NECC 2005 Revisited


I decided to wait awhile to see what impressions of NECC 2005 stuck. It’s been a couple of weeks since NECC 2005 ended. I haven’t read other reviews or comments about the conference. These impressions continue.

I listened carefully to what teachers said about what they saw and heard. Most appeared enthusiastic and made open to neutral comments about products. Interestingly and I don’t know why, I kept meeting fifth grade teachers on the floor as well as at Reading Terminal where I ate several meals.

I understand that about 14,000 people attended the conference. I’m guessing that products on the exhibit floor represented over one hundred million dollars of development investment in electronic products usable in schools. Ironically, most vendors handed out paper descriptions, not electronic samples or promotional gadgets.
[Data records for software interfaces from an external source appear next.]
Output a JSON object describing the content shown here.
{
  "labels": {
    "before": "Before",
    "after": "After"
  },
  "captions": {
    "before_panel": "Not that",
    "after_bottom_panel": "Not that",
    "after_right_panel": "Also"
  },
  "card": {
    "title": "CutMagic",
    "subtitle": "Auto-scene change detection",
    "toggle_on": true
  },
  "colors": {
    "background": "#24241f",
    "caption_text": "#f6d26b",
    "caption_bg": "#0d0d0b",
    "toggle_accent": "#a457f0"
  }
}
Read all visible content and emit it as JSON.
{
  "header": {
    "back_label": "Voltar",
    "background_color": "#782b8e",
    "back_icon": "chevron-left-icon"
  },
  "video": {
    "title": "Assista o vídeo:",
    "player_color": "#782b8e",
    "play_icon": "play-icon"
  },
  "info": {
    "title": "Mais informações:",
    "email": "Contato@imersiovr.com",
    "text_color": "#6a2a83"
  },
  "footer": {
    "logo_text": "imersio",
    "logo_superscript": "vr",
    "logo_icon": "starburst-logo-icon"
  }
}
Too many vendors expected acceptance of their products, not detailed technical questions. I expected vendors prepared for classic education, which means prepared to address detailed technical questions about their products, its validity and reliability, and about what technical results were most likely to occur from their products. A few met my expectation.

The US Department of Education distributed what I estimate to be over 500 pounds of paper documents and promotional literature. Several textbook and supplemental instructional material publishers displayed their paper products.

The two consistently busiest exhibits were Microsoft and Apple.
Only one vendor I remember used the decades old, but still fantasy phrase “Intelligent Classroom.” I have liked the phrase since first using it 15 years ago in Illinois and look forward to it representing electronic schooling sooner than later. Thankfully, the phrase has for eons represented many excellent classrooms based on human initiative and organization without electronics that pushes students to learn at their own pace and level.

Most products at NECC 2005 appeared “about” learning and to supplement existing instructional and administrative practices in schools. The main sales pitch was to make instructional and business administrative jobs easier. Most did not claim to (but most offered the illusion they did) increase learning effectiveness or efficiency directly. Classroom software seemed mostly about learning a topic with a diffused focus, not direct or directed learning to meet specific criteria. A relatively few vendors said that “learners learn” by using their products.

About 40 percent of vendors pitched to the lowest common denominator of their market segment. Another 40 percent pitched to conventional educational practice with advanced technologies. Less than 10 percent inferred that their product addresses the highest possible results for its users. Maybe 10 percent described mixed, undifferentiated users and results with their products.

A smaller percentage of these products appeared dedicated to “education.” That is, they were intended for use in education as an equivalent to schools, and were not adaptations of products from business or entertainment. Most of the dedicated learning products appeared developed by small independent software vendors offering worthy, high impact products on a specific subject.

Probably less than 20 percent of products gave priority to learning over management and administrative functions in schools. About a dozen exhibits gave explicit priority to products I’d categorize as promoting direct learning (products requiring no or minimum external mediation), and increasing learning rates beyond regular classroom learning rates. Only a handful of exhibitors offered empirical data to support claims of increasing effectiveness or efficiency in learning.

One exhibitor explicitly announced that their products increase learning rates and decrease error rates under certain conditions. They understand the new imperative for electronic tools in schools.

And yes, I saw educators using Tablet PCs at the conference and during breaks in hallways, at break areas, and in cafeterias. One fifth grade teacher told me that her supervisor gave her a Tablet PC to learn to use; she said that the she and her students keep it busy all day long. The supervisor did not know how to use the Tablet PC and did not ask for anyone to help her learn how. The teacher taught herself to use it. Her supervisor asked her to teach her principle how to use it next.

About a dozen exhibitors used a Tablet PC to demonstrate their products. Microsoft and Motion had exhibitors almost constantly demonstrating and answering detailed questions about uses of Tablet PCs in classrooms as well as for completing administrative functions. Amelia Linbo of Zones Corporate Solutions demonstrated the new Lenovo Tablet PC to enthusiastic educators. Someone in the Dell booth borrowed a Motion Tablet PC to use in the Dell booth.

Several exhibitors told me that they did not know what a Tablet PC is when I asked them about their product taking advantage of Tablet PC features.

I met several dozen excellent exhibitors who knew their products sufficiently to discuss uses and modifications beyond promotional scripts and what handouts described. Most exhibitors have room to increase the technical confidence educators can have that their products will increase learning rates and decrease error rates.

Almost all people I heard spoke English on the exhibit floor and in hallways between sessions. Maybe 10 percent of these people used English as other than their first language.

In short, this excellent conference illustrates that the future of computers in education, including in schools as well as home schooling, continues to emerge because of noble efforts of talented, enthusiastic and ready educators and their students.